→ Data to process:

---+---

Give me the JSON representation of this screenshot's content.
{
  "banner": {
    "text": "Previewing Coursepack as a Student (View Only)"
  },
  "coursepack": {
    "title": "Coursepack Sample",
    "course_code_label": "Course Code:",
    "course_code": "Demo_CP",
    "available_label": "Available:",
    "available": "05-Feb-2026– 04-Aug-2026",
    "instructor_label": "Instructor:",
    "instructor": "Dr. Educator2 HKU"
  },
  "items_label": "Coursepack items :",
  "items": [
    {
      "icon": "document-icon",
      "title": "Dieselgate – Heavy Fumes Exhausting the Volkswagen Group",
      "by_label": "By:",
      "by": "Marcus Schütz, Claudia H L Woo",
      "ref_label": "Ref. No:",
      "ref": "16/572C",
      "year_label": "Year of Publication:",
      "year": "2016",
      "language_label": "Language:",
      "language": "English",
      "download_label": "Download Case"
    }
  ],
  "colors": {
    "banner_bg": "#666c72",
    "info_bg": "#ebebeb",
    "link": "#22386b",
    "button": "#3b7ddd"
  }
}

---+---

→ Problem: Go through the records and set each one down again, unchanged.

→ Your solution:
Give me the JSON representation of this screenshot's content.
{
  "banner": {
    "text": "Previewing Coursepack as a Student (View Only)"
  },
  "coursepack": {
    "title": "Coursepack Sample",
    "course_code_label": "Course Code:",
    "course_code": "Demo_CP",
    "available_label": "Available:",
    "available": "05-Feb-2026– 04-Aug-2026",
    "instructor_label": "Instructor:",
    "instructor": "Dr. Educator2 HKU"
  },
  "items_label": "Coursepack items :",
  "items": [
    {
      "icon": "document-icon",
      "title": "Dieselgate – Heavy Fumes Exhausting the Volkswagen Group",
      "by_label": "By:",
      "by": "Marcus Schütz, Claudia H L Woo",
      "ref_label": "Ref. No:",
      "ref": "16/572C",
      "year_label": "Year of Publication:",
      "year": "2016",
      "language_label": "Language:",
      "language": "English",
      "download_label": "Download Case"
    }
  ],
  "colors": {
    "banner_bg": "#666c72",
    "info_bg": "#ebebeb",
    "link": "#22386b",
    "button": "#3b7ddd"
  }
}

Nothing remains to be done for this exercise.